Data under study:
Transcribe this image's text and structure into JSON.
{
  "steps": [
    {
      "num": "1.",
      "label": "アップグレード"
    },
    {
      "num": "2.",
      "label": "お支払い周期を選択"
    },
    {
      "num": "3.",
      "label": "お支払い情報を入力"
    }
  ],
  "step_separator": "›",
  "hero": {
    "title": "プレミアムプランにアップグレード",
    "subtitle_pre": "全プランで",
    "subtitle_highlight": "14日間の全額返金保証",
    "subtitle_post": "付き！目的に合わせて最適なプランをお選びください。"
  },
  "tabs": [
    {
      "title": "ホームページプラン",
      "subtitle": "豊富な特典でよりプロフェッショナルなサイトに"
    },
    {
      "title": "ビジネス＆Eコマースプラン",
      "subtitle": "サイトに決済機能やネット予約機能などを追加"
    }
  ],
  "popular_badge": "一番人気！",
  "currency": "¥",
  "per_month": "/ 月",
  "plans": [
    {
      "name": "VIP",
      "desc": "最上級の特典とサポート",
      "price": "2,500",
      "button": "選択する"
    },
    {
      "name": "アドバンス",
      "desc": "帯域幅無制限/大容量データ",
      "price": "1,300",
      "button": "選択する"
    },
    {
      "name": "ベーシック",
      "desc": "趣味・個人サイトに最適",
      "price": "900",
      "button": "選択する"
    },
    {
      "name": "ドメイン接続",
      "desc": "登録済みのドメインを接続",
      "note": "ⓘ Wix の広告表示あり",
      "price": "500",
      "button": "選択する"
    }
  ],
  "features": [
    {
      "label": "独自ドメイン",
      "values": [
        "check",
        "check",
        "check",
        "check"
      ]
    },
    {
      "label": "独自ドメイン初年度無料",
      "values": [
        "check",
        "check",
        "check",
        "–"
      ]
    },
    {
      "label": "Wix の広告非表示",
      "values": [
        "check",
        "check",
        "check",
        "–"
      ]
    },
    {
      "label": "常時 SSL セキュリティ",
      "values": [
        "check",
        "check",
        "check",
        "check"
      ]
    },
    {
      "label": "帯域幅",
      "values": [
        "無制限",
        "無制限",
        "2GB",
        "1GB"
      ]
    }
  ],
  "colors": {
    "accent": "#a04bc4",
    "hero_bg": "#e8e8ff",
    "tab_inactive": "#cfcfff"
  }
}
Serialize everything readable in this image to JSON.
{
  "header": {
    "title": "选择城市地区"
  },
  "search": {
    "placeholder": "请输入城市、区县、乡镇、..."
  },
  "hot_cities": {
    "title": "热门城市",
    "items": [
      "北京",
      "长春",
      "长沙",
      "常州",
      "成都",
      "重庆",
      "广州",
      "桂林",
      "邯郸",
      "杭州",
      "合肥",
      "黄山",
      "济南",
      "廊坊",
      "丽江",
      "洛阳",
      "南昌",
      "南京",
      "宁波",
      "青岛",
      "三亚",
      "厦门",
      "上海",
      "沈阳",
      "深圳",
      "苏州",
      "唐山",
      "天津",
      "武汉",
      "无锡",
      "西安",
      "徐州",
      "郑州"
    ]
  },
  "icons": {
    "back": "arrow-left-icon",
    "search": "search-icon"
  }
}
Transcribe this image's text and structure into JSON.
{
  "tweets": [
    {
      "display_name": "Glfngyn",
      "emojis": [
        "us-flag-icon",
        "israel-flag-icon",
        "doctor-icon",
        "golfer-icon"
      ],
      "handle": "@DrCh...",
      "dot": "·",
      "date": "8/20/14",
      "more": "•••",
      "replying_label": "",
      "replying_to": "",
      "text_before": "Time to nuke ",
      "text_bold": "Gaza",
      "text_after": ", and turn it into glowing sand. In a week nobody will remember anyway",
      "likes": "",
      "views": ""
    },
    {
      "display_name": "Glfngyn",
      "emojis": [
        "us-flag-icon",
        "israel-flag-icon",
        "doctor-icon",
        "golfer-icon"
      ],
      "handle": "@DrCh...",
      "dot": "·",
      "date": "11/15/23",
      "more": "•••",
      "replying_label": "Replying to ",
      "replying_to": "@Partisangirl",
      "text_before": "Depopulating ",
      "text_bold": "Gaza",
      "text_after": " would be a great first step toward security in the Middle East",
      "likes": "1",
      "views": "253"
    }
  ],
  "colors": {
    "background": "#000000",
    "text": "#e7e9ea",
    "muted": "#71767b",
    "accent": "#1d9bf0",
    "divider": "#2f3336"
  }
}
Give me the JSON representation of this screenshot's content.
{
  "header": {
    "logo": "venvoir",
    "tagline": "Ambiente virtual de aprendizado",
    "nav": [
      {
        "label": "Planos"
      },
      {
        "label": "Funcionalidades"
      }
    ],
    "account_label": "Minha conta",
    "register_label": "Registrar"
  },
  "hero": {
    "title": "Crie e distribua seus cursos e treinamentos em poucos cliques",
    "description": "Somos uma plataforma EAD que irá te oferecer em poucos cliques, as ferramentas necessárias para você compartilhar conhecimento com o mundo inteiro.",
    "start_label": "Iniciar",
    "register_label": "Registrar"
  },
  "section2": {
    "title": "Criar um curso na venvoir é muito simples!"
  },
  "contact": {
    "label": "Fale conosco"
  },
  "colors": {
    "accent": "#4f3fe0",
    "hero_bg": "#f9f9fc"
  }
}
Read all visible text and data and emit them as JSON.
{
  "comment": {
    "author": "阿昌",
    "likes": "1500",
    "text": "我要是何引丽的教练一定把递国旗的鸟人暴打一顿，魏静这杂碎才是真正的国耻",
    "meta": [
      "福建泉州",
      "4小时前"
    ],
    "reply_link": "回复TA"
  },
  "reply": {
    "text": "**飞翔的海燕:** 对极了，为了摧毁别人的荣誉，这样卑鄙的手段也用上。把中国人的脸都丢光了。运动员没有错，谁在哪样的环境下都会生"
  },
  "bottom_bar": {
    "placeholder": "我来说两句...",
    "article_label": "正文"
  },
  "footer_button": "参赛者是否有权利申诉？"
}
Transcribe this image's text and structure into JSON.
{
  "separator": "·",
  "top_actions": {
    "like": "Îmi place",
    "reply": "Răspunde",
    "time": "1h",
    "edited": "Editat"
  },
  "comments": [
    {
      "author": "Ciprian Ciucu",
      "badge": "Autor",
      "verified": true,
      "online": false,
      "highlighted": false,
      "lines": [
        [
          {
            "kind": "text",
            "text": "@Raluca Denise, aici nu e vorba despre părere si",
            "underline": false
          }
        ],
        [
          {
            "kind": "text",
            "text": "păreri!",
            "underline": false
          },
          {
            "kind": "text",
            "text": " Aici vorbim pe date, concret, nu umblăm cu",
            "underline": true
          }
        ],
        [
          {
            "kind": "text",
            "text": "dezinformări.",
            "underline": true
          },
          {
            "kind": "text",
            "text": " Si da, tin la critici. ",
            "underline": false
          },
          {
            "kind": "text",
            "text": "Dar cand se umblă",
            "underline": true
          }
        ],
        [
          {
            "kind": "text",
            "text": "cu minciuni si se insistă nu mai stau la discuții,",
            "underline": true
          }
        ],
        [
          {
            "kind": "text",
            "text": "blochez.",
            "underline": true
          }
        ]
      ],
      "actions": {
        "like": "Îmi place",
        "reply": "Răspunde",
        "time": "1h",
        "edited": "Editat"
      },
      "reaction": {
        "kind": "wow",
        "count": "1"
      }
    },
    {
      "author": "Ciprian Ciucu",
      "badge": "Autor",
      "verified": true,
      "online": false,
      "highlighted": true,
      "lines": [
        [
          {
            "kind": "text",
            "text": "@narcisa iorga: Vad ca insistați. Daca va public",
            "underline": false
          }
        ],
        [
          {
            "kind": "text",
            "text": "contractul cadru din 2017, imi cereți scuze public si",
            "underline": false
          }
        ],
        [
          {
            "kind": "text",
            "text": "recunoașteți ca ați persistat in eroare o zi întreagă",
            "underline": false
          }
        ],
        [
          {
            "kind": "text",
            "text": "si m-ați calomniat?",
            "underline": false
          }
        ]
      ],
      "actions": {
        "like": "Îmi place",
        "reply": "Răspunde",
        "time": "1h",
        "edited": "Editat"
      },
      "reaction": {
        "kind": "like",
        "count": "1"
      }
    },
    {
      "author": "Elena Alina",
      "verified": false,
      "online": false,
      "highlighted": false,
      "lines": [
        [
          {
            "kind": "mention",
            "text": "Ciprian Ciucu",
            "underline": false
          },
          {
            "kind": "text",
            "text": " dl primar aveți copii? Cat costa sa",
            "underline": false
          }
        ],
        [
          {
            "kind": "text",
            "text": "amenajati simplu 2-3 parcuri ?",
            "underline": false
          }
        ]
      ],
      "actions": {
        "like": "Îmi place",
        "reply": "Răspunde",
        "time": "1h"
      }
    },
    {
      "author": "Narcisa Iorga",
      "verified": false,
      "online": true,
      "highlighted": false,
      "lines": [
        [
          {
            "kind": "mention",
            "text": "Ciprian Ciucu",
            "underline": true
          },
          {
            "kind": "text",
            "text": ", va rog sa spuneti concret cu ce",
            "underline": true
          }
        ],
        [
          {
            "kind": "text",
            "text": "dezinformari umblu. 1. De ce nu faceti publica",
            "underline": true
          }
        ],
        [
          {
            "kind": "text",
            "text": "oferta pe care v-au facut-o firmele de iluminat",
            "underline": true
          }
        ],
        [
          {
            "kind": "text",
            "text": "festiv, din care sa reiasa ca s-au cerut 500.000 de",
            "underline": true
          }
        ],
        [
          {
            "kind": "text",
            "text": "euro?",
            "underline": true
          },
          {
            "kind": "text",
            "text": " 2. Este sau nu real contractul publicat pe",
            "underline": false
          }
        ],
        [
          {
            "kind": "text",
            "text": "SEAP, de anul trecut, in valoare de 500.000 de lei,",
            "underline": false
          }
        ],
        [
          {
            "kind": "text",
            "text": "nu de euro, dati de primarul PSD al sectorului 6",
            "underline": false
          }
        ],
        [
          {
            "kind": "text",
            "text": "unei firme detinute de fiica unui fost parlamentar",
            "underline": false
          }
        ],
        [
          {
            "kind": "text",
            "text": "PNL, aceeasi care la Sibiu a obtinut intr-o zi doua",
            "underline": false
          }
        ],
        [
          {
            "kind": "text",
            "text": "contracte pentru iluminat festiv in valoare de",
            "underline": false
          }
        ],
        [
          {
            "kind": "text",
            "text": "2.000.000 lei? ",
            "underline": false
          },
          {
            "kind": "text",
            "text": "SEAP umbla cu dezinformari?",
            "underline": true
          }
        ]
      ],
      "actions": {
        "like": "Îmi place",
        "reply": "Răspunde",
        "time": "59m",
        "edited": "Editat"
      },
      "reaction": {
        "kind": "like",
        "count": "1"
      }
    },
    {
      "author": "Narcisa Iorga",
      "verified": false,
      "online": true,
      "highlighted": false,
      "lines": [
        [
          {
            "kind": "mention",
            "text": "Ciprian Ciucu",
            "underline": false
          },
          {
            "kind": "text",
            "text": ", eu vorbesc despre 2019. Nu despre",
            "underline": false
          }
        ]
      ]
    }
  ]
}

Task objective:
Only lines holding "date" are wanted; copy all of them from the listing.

Problem solution:
      "date": "8/20/14",
      "date": "11/15/23",
            "text": " Aici vorbim pe date, concret, nu umblăm cu",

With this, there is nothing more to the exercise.